[Source records]
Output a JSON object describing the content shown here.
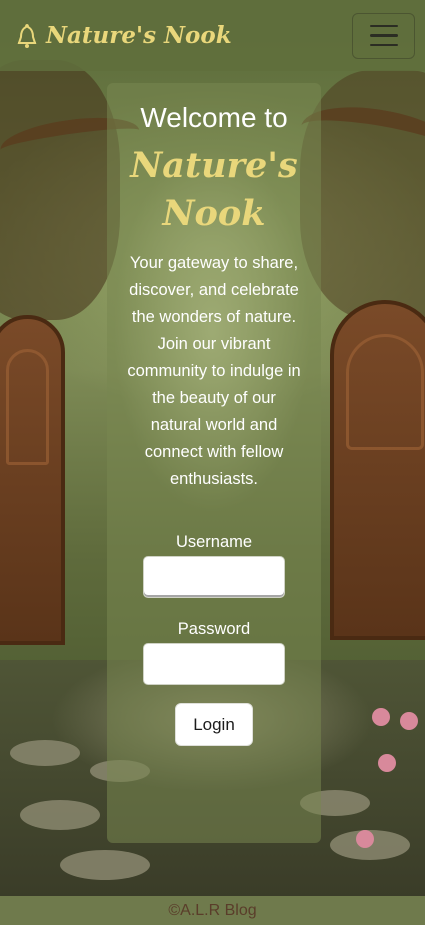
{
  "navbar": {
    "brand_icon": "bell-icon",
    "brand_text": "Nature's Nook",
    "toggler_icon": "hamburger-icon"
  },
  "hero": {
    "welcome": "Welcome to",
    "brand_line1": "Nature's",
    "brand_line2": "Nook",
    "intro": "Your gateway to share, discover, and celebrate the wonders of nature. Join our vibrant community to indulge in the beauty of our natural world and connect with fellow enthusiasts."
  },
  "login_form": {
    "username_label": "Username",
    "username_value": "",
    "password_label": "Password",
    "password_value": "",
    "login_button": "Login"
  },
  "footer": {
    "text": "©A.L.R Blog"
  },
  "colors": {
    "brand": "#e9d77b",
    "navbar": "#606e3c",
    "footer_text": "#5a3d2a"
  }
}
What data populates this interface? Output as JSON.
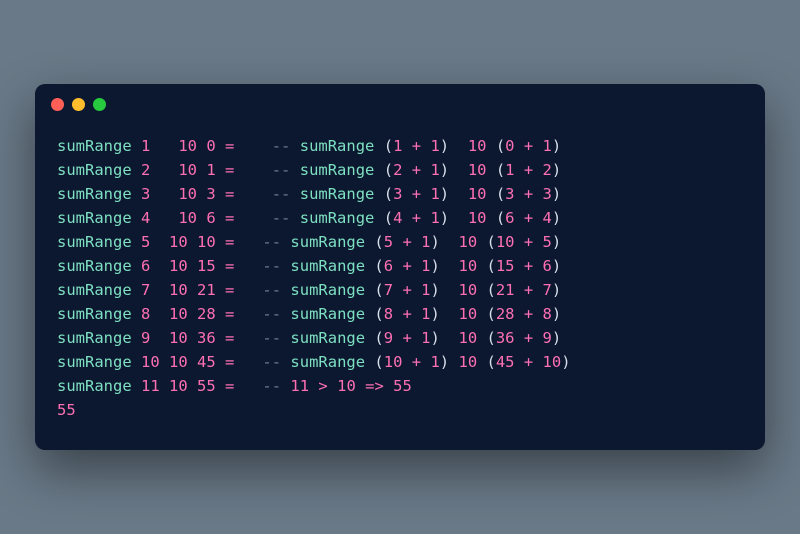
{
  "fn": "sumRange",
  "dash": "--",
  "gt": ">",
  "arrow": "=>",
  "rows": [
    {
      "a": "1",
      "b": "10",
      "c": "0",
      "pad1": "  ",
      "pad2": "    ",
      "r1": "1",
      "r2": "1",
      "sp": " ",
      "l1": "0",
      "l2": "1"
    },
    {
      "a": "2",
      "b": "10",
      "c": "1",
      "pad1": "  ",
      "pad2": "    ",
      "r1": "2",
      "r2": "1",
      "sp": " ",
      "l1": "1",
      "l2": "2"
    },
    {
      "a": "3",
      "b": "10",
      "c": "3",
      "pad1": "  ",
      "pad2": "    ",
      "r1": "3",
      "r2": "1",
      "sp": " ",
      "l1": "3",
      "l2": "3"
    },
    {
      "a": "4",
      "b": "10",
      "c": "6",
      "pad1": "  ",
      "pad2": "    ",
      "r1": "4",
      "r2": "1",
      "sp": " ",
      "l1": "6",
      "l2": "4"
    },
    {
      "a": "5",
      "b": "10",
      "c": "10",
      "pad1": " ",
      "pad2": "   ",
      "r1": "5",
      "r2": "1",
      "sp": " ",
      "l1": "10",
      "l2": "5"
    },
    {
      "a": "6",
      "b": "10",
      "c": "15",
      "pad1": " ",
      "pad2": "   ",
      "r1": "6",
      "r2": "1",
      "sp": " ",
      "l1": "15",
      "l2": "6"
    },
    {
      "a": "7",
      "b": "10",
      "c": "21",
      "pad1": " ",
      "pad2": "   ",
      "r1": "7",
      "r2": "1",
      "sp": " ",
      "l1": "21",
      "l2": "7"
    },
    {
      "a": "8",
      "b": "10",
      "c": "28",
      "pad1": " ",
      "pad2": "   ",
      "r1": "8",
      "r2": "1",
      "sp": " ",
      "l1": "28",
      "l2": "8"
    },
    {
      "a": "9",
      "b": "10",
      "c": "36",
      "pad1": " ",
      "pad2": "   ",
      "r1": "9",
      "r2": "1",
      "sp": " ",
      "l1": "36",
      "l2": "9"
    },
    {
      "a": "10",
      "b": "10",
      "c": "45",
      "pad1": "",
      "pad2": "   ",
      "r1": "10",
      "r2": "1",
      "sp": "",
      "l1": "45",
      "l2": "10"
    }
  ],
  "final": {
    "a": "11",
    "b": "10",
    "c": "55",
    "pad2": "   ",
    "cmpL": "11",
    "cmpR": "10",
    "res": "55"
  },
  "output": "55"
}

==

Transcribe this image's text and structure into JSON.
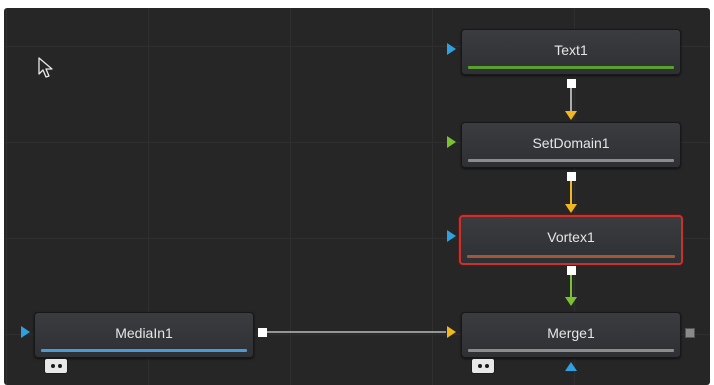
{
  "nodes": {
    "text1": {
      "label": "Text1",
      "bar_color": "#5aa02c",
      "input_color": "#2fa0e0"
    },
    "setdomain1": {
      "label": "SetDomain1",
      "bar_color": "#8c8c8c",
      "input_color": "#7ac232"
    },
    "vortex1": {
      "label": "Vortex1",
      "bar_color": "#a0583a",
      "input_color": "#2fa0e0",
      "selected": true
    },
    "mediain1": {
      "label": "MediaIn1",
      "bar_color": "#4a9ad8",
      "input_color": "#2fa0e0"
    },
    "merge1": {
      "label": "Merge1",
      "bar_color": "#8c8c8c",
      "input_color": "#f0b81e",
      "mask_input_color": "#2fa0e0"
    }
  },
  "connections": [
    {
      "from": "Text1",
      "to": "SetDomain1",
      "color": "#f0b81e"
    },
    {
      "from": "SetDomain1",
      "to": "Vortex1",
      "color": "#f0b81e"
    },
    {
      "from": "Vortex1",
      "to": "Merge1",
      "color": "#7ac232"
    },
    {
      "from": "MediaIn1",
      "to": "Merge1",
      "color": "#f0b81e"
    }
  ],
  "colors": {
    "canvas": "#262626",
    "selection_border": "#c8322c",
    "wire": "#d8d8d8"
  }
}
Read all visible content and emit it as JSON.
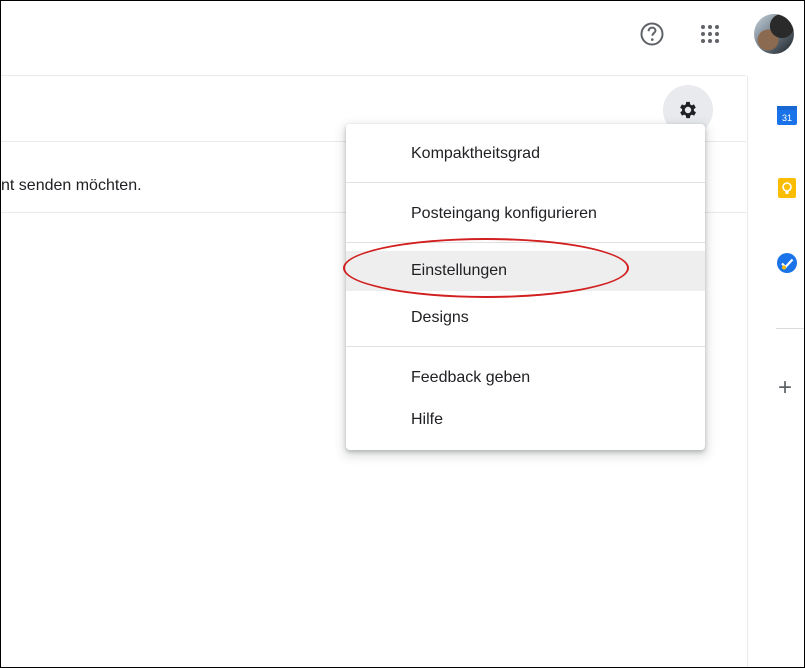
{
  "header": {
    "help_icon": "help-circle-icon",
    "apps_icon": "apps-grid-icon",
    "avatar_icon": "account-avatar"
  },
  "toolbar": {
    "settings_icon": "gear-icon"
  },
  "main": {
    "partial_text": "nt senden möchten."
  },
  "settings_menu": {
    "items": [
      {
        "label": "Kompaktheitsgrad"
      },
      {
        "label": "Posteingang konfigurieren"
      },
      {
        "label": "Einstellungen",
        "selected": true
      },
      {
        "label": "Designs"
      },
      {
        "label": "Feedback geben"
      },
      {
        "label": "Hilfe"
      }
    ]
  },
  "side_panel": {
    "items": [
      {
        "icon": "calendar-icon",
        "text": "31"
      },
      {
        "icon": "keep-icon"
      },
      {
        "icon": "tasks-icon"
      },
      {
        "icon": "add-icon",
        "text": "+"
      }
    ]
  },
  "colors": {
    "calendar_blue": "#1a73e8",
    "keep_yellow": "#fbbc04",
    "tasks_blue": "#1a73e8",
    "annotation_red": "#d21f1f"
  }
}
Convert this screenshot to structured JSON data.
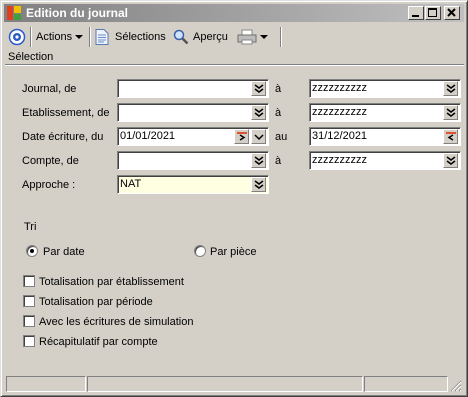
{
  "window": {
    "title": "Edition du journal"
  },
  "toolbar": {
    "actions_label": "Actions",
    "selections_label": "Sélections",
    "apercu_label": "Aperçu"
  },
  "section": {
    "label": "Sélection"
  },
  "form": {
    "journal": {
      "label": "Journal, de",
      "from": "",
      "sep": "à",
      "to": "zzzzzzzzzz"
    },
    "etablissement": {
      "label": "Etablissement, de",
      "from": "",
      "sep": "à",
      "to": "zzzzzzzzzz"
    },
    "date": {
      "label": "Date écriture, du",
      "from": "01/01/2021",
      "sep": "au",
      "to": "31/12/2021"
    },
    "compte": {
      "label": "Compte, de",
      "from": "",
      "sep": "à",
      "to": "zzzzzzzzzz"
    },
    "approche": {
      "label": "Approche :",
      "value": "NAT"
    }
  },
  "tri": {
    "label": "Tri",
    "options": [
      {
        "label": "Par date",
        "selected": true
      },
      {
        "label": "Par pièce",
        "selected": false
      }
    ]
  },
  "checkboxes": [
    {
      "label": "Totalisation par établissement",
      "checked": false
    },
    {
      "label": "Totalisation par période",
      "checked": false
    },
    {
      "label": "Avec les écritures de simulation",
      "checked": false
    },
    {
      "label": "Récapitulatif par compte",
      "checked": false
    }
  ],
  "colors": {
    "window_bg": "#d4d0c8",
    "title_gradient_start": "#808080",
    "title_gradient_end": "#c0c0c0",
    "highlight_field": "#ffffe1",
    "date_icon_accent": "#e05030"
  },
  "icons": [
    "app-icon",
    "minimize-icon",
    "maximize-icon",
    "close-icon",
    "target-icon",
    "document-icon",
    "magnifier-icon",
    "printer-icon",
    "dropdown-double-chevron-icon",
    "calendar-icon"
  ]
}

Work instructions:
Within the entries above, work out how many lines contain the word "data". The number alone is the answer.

Answer to the exercise:
2